I am not by nature, a highly superstitious person. Oh, I follow the ones that are good common sense, like I don’t break mirrors because glass shards can hurt, but I tend to ignore the silly ones. Black cats in my path are more likely to be pet than avoided and, as you can see from the photo, I believe lucky rabbit’s feet belong on the rabbit editor. However, when it comes to my writing, I tend to be a bit more… let’s just say cautious.
I never check the word count when the writing is going well.
Actually I try not to check the word count in general. The story takes as long as it takes, adding or subtracting words while you’re writing leads to sections that don’t make sense or that scream ‘fluff’ to the reader. Word count is a stress inducer for me. Knowing it gives me a reason to worry when I should be thinking about what happens next in the story.
I dread the 20K word mark.
Twenty-thousand words is the place where good ideas curl up and die. I can write that many words with most any plot. Before I hit the 20K mark I see the promise, the gleaming perfection of how it will all go. After 20K the magic fizzles out. I realize the plot won’t sell, no one else will like it, or it just plain isn’t going anywhere. I admit that once or twice I’ve picked a piece back up and started from word 20,001. Each time it’s been drudgery and I never got the flow. Which leads me too…
I savor the flow when it comes.
The flow is the feeling you get when the writing is coming fast and furious, when the words just fly from your fingertips, and all your ideas are perfect. When you can see everything that’s going to happen in the story and the dialog resounds in your head, you’re in the flow. Some writers chase the flow, trying to capture with drugs and alcohol (I’m looking at you Hemingway and you too, Salinger). I just write around it. When the words aren’t flowing, I write the in-between bits, the passages that take the characters from place to place.
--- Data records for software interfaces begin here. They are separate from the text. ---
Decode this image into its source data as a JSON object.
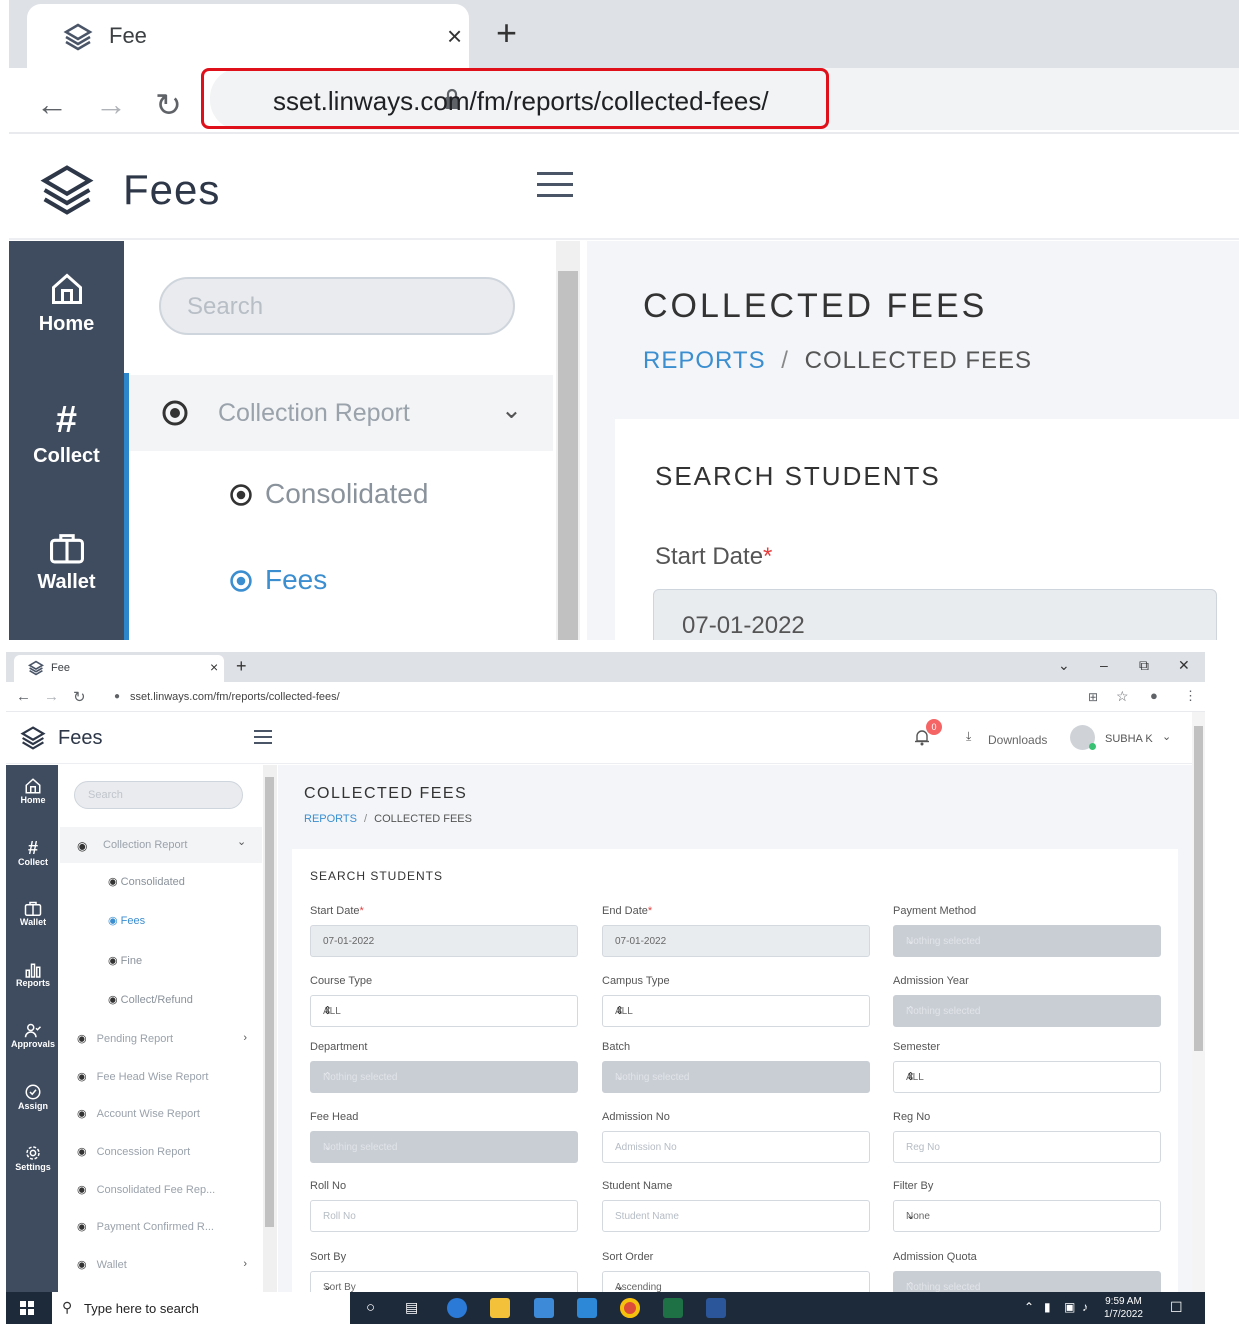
{
  "tab": {
    "title": "Fee",
    "close": "×",
    "new_tab": "+"
  },
  "address": {
    "url_zoom": "sset.linways.com/fm/reports/collected-fees/",
    "url": "sset.linways.com/fm/reports/collected-fees/"
  },
  "app": {
    "name": "Fees"
  },
  "sidebar": {
    "items": [
      {
        "label": "Home",
        "icon": "home-icon"
      },
      {
        "label": "Collect",
        "icon": "hash-icon"
      },
      {
        "label": "Wallet",
        "icon": "wallet-icon"
      },
      {
        "label": "Reports",
        "icon": "bar-chart-icon"
      },
      {
        "label": "Approvals",
        "icon": "user-check-icon"
      },
      {
        "label": "Assign",
        "icon": "check-circle-icon"
      },
      {
        "label": "Settings",
        "icon": "gear-icon"
      }
    ]
  },
  "menu": {
    "search_placeholder": "Search",
    "items": [
      {
        "label": "Collection Report",
        "expander": "⌄"
      },
      {
        "label": "Consolidated"
      },
      {
        "label": "Fees"
      },
      {
        "label": "Fine"
      },
      {
        "label": "Collect/Refund"
      },
      {
        "label": "Pending Report",
        "expander": "›"
      },
      {
        "label": "Fee Head Wise Report"
      },
      {
        "label": "Account Wise Report"
      },
      {
        "label": "Concession Report"
      },
      {
        "label": "Consolidated Fee Rep..."
      },
      {
        "label": "Payment Confirmed R..."
      },
      {
        "label": "Wallet",
        "expander": "›"
      }
    ]
  },
  "page": {
    "title": "COLLECTED FEES",
    "breadcrumb": {
      "parent": "REPORTS",
      "separator": "/",
      "current": "COLLECTED FEES"
    }
  },
  "header": {
    "notification_count": "0",
    "downloads_label": "Downloads",
    "user_name": "SUBHA K"
  },
  "search_card": {
    "title": "SEARCH STUDENTS",
    "fields": {
      "start_date": {
        "label": "Start Date",
        "value": "07-01-2022"
      },
      "end_date": {
        "label": "End Date",
        "value": "07-01-2022"
      },
      "payment_method": {
        "label": "Payment Method",
        "value": "Nothing selected"
      },
      "course_type": {
        "label": "Course Type",
        "value": "ALL"
      },
      "campus_type": {
        "label": "Campus Type",
        "value": "ALL"
      },
      "admission_year": {
        "label": "Admission Year",
        "value": "Nothing selected"
      },
      "department": {
        "label": "Department",
        "value": "Nothing selected"
      },
      "batch": {
        "label": "Batch",
        "value": "Nothing selected"
      },
      "semester": {
        "label": "Semester",
        "value": "ALL"
      },
      "fee_head": {
        "label": "Fee Head",
        "value": "Nothing selected"
      },
      "admission_no": {
        "label": "Admission No",
        "placeholder": "Admission No"
      },
      "reg_no": {
        "label": "Reg No",
        "placeholder": "Reg No"
      },
      "roll_no": {
        "label": "Roll No",
        "placeholder": "Roll No"
      },
      "student_name": {
        "label": "Student Name",
        "placeholder": "Student Name"
      },
      "filter_by": {
        "label": "Filter By",
        "value": "None"
      },
      "sort_by": {
        "label": "Sort By",
        "value": "Sort By"
      },
      "sort_order": {
        "label": "Sort Order",
        "value": "Ascending"
      },
      "admission_quota": {
        "label": "Admission Quota",
        "value": "Nothing selected"
      }
    },
    "required_mark": "*"
  },
  "taskbar": {
    "search_placeholder": "Type here to search",
    "time": "9:59 AM",
    "date": "1/7/2022"
  },
  "colors": {
    "sidebar_bg": "#3f4b5e",
    "accent": "#2d86c9",
    "link": "#3b8ed0",
    "required": "#e53e3e",
    "highlight_box": "#e0101a"
  }
}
When the flow does come I give up everything else (food, drink, conversations with others) and write for as long as it stays. If you’ve ever caught that moment, you know how good it feels. Ride that wave.
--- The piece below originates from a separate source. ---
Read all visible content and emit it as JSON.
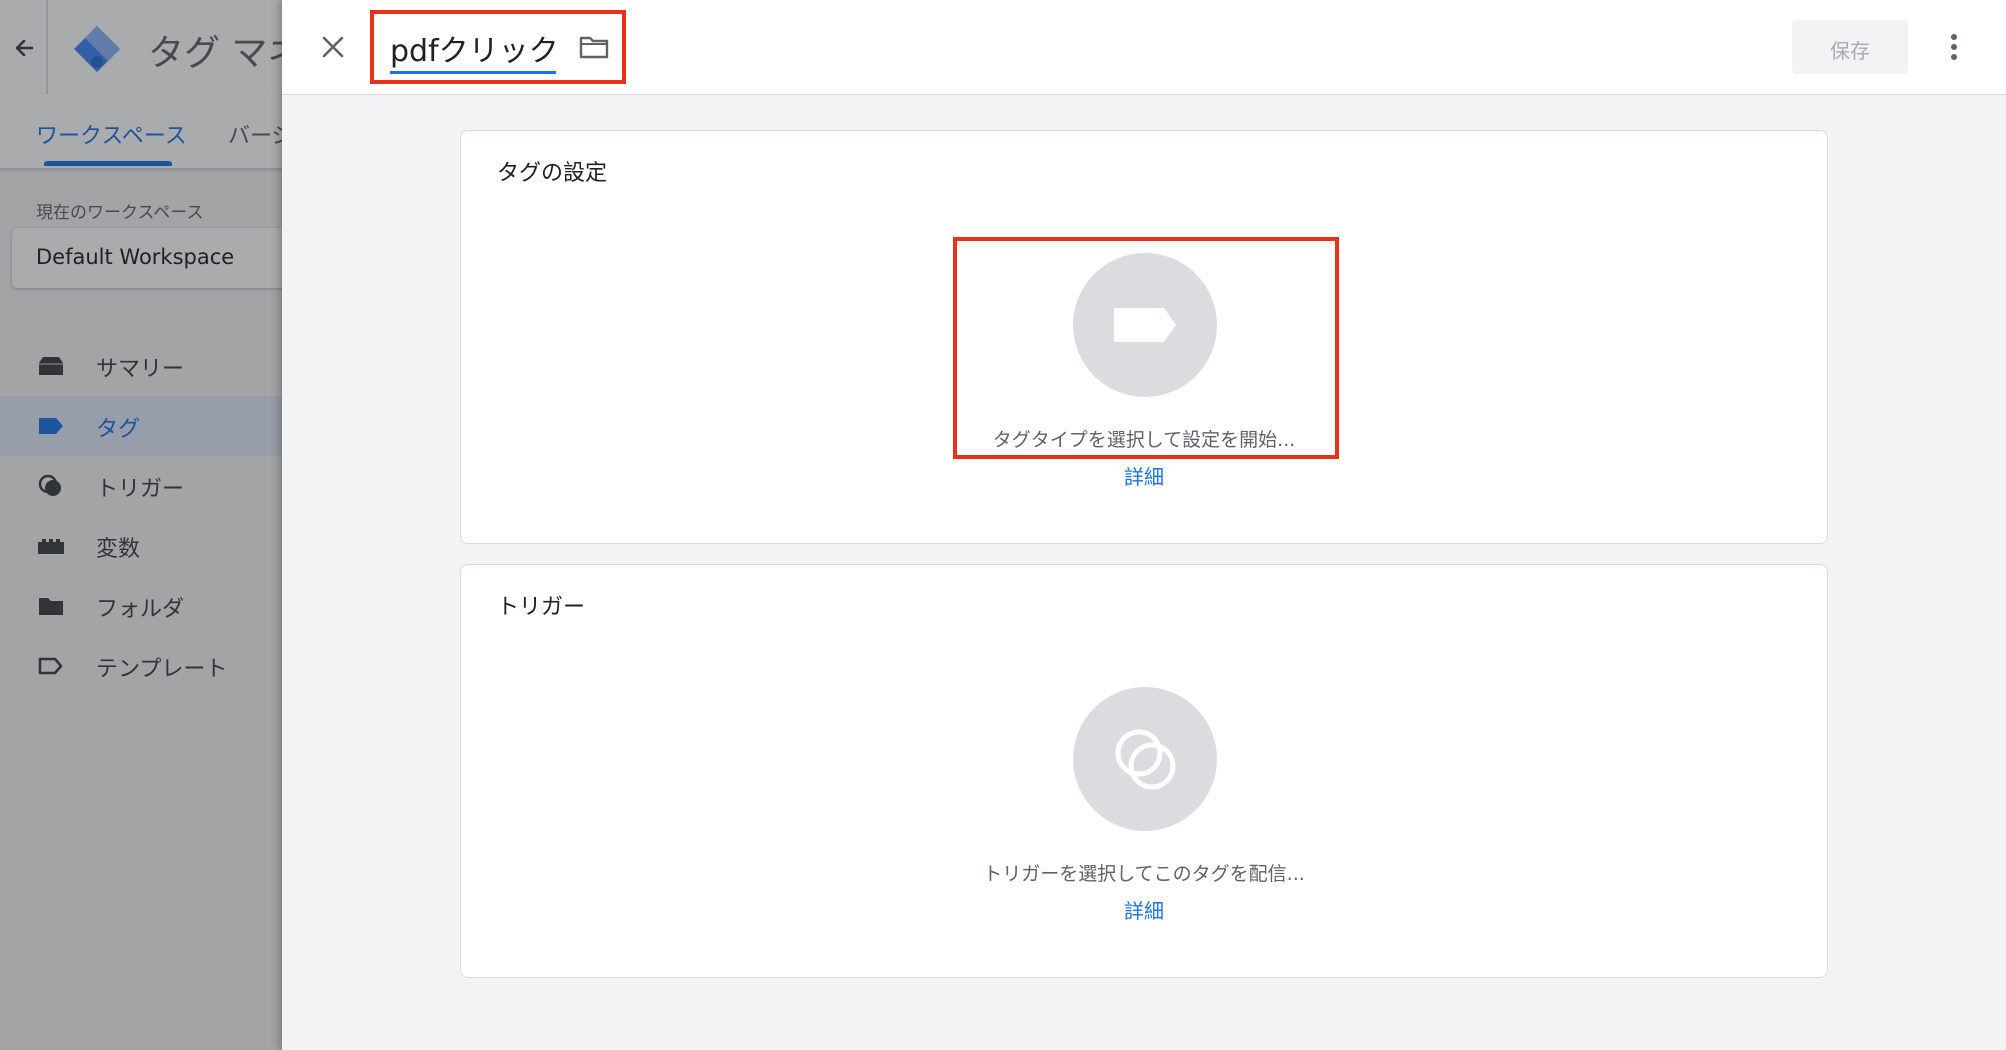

I keep a pad and paper by my bed for late night ideas.
The opening words of Deadly Revelations (the third in my new series, coming from Tor in the Spring of 2013) came to me around 11o’clockish at night, after a long day. My first instinct is to repeat the lines over and over again in the hopes that I’ll remember them come morning. Thankfully I’ve lost enough greatness that way to know it wouldn’t work. Instead I keep a pad and a pen by the bed and scribble things down. After the first few years of this my darling spouse got me a click-on LED light that’s bright enough to write by but dim enough not to wake the room.
In the morning you take the pen and paper to your laptop and do your best to recreate the thought from your scribbles or you can leave it by the bed. I tend to leave about half the ideas there, mostly so that I know I’m never completely stumped for something to write. By the way, this process only works if you return the pad to your bedside that night. Last week I amused several people by asking them to try and decipher the scribbles I’d left on my arm the night before. There were six of them, perfectly spaced, but without any actual letters. I’m now considering getting a second pad and stapling it to the wall.
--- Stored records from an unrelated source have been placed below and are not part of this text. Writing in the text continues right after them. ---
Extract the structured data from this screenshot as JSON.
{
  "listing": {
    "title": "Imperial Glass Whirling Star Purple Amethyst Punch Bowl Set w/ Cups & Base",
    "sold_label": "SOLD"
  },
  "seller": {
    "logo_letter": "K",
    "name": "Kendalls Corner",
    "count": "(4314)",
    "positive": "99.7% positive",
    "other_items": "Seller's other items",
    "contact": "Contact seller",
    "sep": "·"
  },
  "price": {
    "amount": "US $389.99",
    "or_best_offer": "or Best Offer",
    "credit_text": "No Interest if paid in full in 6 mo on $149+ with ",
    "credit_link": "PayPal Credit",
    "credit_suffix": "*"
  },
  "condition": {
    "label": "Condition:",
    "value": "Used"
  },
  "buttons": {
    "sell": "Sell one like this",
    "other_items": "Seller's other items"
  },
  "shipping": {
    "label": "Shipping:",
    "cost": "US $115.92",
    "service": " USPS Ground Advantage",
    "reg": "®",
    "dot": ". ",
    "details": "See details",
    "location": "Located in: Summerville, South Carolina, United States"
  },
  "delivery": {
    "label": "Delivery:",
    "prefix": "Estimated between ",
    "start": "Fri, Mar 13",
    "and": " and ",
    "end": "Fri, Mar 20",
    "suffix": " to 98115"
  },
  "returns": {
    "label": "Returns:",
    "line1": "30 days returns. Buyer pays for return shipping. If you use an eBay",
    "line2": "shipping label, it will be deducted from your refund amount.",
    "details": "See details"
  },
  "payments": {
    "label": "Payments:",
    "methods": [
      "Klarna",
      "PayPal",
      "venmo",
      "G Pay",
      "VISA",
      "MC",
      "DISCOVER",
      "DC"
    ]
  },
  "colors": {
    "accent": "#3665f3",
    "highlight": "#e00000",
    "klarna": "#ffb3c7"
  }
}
And as I sat here, trying to think about my other superstitious, I broke my own rule and checked the word count. I try to keep all the blogs around 600 words, meaning this one is officially Too Long. I’m sure I’ve forgotten some important common-sense superstitions. Feel free to remind me in the comments.